Our family and its associates scurry around, getting the right front row cleared to accommodate the Groom's Party. I am advised to go wait in the back row for Grandson, who in his role as Best Man will escort me down to the aisle seat front row. I am so clueless about wedding protocol. Nothing could have been smaller than my two weddings!

Some waiting ensues and an announcement is made that there is a slight delay in the arrival of the bridal party. It wasn't too long. The orchestra repeated its program for us. The Bride has recently taken up the cello and I wonder whether this is her group.




(I'm forbidden to take crowd photos as I'm escorted down the aisle to my seat, but I resume when the Rainbow of Bridesmaids lines up Stage Right.) The significance of the green tutu for the puppy yesterday becomes clear now. I have my eye out for koala bears.




The groomsmen line up Stage Left in their rainbow shirts.




The little flower girl has been towed down the aisle in her rainbow wagon and lets out a wail as Daddy, I presume, lifts her into a chair and starts to depart.




Here comes the Bride, on the arm of her Mama. That's their handclasp at the top of this blog.




We get the full glory of the Rainbow in her train. Her Sister, the Maid of Honor, stands at our left. The Officiant is, to my surprise, Granddaughter's BF. That's Grandson, Best Man, to the right of Son.




Here is the Sweetest Part of All, where my son sings to his bride. I don't think it's just Mama's pride that he sounds wonderful.




The Best Man makes a speech to his Dad. I wish I had a recording of that.




We hear a bit of commotion to the back of the room, the buzz of the audience, then an even more persistent buzz, a mechanical buzz, and the Ring Bearer, in aviator helmet and goggles, comes piloting his drone down the aisle to deliver the rings. (You do see a look of utter surprise on Bride's face and the look of assessment on how to grab the ring packets on the Groom's.)




The ring packet successfully delivered, the pilot prances off to our right, led by his drone.




The vows and rings are exchanged, the knot is tied. Applause.














The Unicorn cake is unveiled on the cake table, as are five additional wedding cakes made by Granddaughter.











Beer and hard cider flow from the Beericorn, after technical difficulties in establishing a flow are overcome.


The DJ who will wrangle the music during dinner sets up his mammoth array of music-playing equipment.



Daughter's Youngest Daughter and her BF make googly-eyes in front of the stage.




Daughter's Eldest Daughter (in Unicorn onesie) and BF (in Kangaroo onesie with a joey in its pouch) ...





The First Dance



Table decorations

The Unicorn cake is cut. I miss the Groom decapitating it (just as well, I might have cried) and Skittles cascaded down from the head. The Bride hands the Unicorn's horn to a thrilled guest.







A rapprochement between Bride and Flower Girl ...




The Wedding Night's dancing begins. We're a little more sedate tonight after last night's long evening.






Sister and Brother-in-Law behind Granddaughter ...
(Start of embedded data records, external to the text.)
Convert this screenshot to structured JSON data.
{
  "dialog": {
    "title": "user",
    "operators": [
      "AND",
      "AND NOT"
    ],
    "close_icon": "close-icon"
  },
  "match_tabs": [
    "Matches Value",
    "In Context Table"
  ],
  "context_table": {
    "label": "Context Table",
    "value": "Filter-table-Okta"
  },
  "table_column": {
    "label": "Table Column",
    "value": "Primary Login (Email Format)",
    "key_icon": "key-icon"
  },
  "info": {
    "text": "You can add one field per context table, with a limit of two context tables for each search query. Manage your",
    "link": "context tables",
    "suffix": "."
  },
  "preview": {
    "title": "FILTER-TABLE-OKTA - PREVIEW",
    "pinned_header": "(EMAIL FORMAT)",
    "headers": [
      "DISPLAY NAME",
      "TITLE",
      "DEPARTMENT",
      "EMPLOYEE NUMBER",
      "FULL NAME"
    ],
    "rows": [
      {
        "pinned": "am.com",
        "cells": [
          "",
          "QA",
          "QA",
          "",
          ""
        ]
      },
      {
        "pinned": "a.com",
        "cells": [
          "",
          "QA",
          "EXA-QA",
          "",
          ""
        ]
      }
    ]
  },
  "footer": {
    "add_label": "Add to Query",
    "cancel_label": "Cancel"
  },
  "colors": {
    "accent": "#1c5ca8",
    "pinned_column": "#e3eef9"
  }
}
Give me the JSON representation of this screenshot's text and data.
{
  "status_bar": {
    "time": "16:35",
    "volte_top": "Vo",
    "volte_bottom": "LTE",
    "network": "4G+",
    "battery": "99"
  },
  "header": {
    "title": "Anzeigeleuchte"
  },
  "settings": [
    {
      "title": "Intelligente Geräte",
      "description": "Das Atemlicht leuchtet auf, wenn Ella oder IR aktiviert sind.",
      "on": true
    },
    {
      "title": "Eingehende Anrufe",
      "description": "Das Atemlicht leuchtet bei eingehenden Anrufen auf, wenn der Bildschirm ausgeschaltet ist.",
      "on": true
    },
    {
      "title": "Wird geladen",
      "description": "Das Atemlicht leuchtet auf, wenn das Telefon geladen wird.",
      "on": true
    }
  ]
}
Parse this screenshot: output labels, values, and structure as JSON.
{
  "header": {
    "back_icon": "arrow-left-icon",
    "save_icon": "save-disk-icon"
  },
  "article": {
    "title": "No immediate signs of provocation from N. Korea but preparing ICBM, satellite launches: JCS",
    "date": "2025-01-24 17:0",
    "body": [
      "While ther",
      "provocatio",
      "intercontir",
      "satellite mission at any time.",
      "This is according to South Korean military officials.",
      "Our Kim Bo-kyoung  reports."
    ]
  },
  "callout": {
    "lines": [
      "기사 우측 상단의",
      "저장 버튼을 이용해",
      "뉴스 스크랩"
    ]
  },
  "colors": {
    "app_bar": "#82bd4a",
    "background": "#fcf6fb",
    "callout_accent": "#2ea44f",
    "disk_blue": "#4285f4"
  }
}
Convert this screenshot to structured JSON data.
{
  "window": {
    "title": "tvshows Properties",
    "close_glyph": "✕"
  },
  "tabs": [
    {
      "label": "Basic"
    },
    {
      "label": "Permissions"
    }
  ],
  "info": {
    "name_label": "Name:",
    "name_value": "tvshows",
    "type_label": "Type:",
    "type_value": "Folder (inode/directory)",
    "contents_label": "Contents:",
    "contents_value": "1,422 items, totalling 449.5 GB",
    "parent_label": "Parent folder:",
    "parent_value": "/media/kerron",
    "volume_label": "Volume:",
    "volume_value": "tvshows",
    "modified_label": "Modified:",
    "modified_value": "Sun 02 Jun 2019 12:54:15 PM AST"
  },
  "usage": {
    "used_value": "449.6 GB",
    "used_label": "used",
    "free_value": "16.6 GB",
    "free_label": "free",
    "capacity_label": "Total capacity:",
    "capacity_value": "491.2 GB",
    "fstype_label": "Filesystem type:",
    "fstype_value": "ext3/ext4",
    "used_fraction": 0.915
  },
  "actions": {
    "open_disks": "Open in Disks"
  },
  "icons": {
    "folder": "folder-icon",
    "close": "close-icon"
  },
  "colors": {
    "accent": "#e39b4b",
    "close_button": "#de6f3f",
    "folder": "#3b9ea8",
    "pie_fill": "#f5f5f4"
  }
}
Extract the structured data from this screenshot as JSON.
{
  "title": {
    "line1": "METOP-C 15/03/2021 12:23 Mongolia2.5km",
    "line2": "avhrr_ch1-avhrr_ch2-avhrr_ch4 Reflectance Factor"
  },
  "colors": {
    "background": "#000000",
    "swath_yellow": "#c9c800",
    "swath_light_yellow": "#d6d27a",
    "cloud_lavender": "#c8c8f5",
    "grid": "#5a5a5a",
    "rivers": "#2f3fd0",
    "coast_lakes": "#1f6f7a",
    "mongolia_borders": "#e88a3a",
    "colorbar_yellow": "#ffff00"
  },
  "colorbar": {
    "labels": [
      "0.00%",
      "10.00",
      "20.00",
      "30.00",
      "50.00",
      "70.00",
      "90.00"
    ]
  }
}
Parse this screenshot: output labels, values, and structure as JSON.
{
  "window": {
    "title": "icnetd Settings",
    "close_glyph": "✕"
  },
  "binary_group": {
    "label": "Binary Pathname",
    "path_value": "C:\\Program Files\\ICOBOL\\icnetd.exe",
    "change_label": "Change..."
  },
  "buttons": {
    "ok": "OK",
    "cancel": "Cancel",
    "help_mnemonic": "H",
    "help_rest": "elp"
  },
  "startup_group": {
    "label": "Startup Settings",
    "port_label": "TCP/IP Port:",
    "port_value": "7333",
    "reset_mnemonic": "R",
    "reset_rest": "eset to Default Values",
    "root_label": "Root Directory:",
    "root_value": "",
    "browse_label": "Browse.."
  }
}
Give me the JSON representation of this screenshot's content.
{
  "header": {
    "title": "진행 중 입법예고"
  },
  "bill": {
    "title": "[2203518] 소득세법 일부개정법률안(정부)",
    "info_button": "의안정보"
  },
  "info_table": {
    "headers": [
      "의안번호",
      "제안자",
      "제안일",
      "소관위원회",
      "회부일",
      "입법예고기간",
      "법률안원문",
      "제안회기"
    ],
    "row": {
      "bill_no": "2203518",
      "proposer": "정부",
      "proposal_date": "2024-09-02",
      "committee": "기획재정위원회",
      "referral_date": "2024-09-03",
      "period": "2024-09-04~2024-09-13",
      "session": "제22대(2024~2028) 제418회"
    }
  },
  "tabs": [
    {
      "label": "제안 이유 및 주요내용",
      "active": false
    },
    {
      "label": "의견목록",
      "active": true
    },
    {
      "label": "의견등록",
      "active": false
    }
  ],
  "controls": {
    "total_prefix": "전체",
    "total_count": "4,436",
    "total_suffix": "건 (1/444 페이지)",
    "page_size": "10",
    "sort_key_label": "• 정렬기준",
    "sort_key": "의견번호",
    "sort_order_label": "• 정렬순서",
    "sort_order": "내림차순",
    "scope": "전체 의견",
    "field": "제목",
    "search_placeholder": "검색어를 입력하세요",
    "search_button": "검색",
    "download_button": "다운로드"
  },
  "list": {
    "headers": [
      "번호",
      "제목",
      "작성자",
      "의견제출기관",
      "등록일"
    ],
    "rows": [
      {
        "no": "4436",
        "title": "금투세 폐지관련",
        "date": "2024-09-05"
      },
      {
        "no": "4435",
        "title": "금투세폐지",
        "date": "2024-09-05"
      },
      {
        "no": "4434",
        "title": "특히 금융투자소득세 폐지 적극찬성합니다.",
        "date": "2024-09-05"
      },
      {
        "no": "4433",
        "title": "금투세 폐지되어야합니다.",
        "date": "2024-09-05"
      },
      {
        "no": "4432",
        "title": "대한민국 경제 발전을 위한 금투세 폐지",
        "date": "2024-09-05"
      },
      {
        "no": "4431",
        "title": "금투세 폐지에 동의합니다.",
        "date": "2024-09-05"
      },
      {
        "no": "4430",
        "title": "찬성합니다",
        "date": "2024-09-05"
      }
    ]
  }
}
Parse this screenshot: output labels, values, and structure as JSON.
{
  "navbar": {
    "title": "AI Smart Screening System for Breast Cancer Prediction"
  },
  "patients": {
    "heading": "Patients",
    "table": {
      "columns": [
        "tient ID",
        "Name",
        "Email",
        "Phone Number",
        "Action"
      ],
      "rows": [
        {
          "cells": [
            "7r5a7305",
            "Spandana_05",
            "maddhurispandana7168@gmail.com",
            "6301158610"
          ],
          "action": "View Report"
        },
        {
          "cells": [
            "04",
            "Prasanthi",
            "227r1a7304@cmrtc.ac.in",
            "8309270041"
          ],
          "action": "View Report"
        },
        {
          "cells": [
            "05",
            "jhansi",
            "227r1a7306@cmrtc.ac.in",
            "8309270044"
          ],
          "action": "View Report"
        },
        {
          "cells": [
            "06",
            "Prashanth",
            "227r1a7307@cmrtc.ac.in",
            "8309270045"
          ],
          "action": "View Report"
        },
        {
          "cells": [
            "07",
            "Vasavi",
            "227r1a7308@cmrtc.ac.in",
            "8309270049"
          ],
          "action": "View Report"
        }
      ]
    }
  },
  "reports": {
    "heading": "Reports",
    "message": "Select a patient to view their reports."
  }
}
The members of my son's bands who played at the Rehearsal Dinner are among the wedding guests tonight. They've hired another local band to play for us.  They're a good band, with some nice vocals.




I've declined dancing these two nights, as much as I've wanted to dance, to avoid the spectacle of a face-plant by Granny on the dance floor. But my son is strong enough to catch me if I fall, so I get to have this one dance with him. Can you tell I'm smiling, inside and out?




Sister dances with the Kangaroo ...




... who shows off the joey.  We're all getting ready to say good-bye to the party. The Groom invites us all  to breakfast tomorrow at the Inn.




*     *     *     *     *

I've looked closely at all the photos for koala bears. I've magnified the bride's bouquet to inspect the flower fluffs. As close as I can tell, they are little fluffy unicorns. I think back at the giggles when they told us "koala bears."  I think we've been victims of misdirection. Why am I not surprised?

And so the Big Events moves toward its close.